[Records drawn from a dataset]
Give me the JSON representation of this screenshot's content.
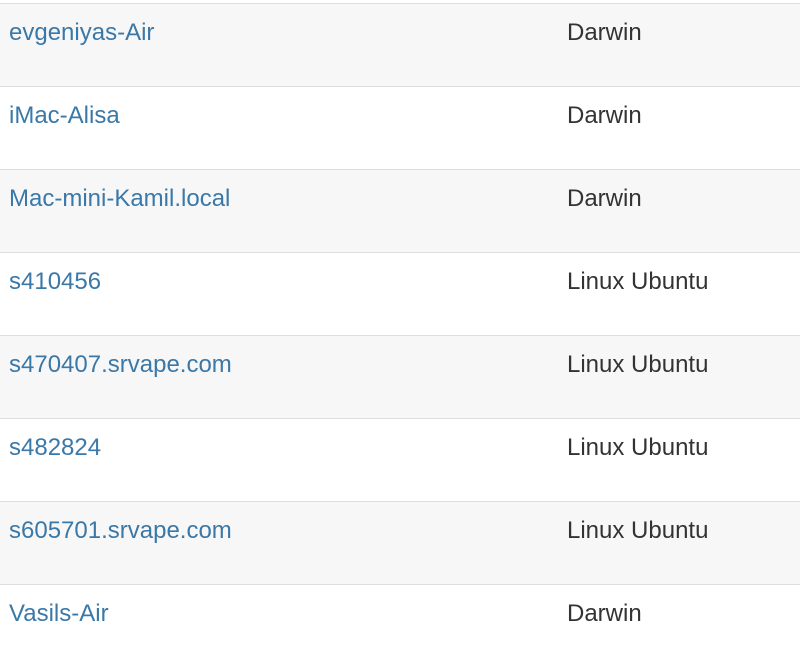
{
  "hosts": [
    {
      "name": "evgeniyas-Air",
      "os": "Darwin"
    },
    {
      "name": "iMac-Alisa",
      "os": "Darwin"
    },
    {
      "name": "Mac-mini-Kamil.local",
      "os": "Darwin"
    },
    {
      "name": "s410456",
      "os": "Linux Ubuntu"
    },
    {
      "name": "s470407.srvape.com",
      "os": "Linux Ubuntu"
    },
    {
      "name": "s482824",
      "os": "Linux Ubuntu"
    },
    {
      "name": "s605701.srvape.com",
      "os": "Linux Ubuntu"
    },
    {
      "name": "Vasils-Air",
      "os": "Darwin"
    }
  ],
  "colors": {
    "link": "#3a78a8",
    "text": "#333333",
    "row_striped": "#f7f7f7",
    "row_plain": "#ffffff",
    "border": "#dedede"
  }
}
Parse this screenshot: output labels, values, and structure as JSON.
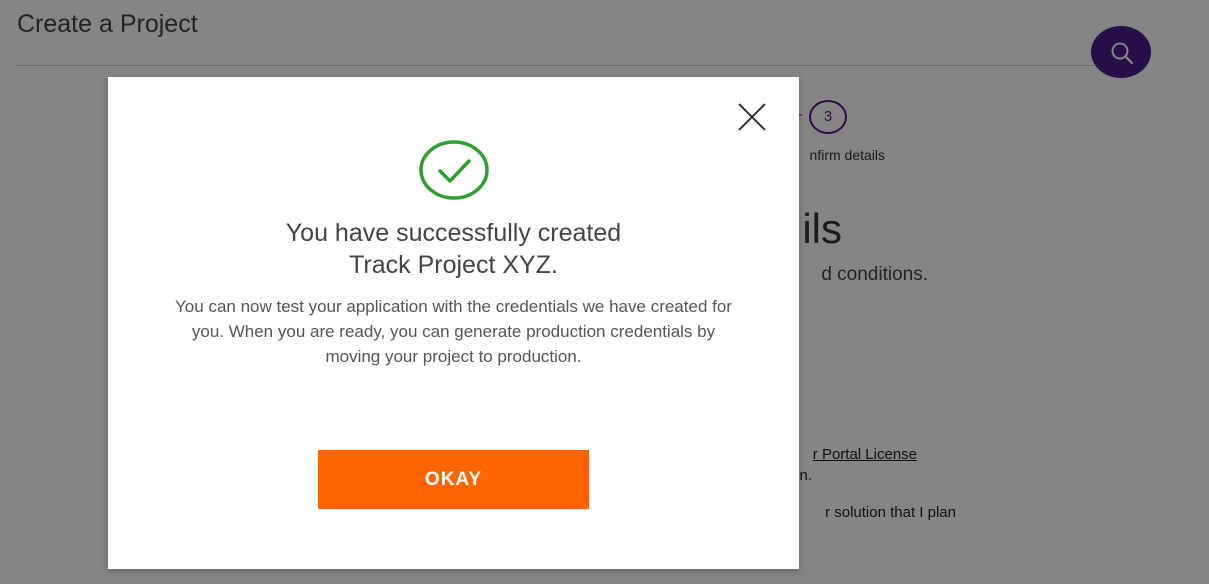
{
  "page": {
    "title": "Create a Project",
    "step_number": "3",
    "step_label_fragment": "nfirm details",
    "heading_fragment": "ils",
    "subheading_fragment": "d conditions.",
    "license_link_fragment": "r Portal License",
    "license_text_fragment": "n.",
    "solution_text_fragment": "r solution that I plan"
  },
  "header": {
    "search_icon": "search-icon"
  },
  "modal": {
    "icon": "check-circle-icon",
    "title_line1": "You have successfully created",
    "title_line2": "Track Project XYZ.",
    "body": "You can now test your application with the credentials we have created for you. When you are ready, you can generate production credentials by moving your project to production.",
    "okay_label": "OKAY",
    "close_icon": "close-icon"
  },
  "colors": {
    "accent_purple": "#4b1e8c",
    "success_green": "#2e9e2e",
    "button_orange": "#ff6600",
    "overlay": "rgba(0,0,0,0.48)"
  }
}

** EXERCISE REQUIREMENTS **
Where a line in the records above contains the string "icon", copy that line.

** OUTPUT FOR THIS TASK **
    "search_icon": "search-icon"
    "icon": "check-circle-icon",
    "close_icon": "close-icon"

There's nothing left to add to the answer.